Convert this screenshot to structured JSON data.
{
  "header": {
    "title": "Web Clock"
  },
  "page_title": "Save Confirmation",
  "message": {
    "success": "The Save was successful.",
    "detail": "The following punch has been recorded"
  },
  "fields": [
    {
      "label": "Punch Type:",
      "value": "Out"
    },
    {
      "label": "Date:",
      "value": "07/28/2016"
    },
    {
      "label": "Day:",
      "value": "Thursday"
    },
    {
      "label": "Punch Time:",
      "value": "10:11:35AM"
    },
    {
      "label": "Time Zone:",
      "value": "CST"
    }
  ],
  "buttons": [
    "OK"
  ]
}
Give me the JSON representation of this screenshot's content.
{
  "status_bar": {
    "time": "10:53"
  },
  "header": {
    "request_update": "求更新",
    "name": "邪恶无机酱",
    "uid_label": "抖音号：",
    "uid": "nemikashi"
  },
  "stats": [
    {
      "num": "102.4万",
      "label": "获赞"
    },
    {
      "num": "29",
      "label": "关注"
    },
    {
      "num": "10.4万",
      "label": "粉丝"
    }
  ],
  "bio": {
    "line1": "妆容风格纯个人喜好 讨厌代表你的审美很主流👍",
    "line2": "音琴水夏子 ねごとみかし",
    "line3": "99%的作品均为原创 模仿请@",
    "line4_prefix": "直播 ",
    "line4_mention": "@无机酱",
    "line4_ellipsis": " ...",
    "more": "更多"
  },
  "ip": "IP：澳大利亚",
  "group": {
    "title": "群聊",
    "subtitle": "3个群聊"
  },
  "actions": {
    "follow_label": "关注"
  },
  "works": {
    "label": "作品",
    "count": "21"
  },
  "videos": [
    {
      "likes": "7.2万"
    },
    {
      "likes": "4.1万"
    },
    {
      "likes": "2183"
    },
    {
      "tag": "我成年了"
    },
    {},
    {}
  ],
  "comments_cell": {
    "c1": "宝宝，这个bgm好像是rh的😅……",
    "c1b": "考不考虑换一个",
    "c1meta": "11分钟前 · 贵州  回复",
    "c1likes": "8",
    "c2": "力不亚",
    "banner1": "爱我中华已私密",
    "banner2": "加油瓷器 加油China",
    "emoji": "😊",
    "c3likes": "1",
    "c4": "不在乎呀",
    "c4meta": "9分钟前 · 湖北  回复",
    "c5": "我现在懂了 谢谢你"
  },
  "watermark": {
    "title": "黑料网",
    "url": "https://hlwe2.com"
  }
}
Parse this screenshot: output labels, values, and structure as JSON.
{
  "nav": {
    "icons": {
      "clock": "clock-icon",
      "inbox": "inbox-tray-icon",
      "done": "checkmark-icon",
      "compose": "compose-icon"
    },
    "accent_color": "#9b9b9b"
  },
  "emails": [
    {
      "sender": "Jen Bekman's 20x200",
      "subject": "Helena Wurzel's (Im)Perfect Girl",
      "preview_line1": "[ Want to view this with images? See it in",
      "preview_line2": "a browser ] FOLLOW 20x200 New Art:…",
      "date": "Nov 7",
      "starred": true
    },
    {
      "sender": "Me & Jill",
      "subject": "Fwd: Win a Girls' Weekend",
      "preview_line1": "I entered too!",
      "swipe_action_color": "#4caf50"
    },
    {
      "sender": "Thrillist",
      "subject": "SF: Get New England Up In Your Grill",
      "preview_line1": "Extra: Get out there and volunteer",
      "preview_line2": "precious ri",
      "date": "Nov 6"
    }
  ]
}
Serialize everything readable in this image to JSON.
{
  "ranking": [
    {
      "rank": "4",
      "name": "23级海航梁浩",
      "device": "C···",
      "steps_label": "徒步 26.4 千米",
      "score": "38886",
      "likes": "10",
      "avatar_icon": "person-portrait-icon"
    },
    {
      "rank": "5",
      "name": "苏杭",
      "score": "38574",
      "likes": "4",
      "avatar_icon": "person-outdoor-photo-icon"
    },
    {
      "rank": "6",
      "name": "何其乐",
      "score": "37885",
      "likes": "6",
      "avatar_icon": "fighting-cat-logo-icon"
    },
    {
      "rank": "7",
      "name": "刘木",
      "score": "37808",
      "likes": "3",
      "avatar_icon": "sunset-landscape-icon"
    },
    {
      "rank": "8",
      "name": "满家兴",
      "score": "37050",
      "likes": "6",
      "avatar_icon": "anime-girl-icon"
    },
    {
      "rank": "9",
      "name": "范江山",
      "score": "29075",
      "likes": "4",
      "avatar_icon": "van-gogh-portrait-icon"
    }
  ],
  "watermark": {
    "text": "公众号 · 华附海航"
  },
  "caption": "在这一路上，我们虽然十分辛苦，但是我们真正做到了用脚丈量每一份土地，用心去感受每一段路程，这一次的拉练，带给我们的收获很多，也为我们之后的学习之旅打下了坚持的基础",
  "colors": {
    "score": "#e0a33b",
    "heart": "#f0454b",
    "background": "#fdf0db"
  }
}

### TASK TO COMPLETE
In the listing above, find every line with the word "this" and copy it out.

### TASK RESPONSE
Convert this screenshot to structured JSON data.
Give me the JSON representation of this screenshot's content.
Parse this screenshot: output labels, values, and structure as JSON.
      "preview_line1": "[ Want to view this with images? See it in",
Serialize everything readable in this image to JSON.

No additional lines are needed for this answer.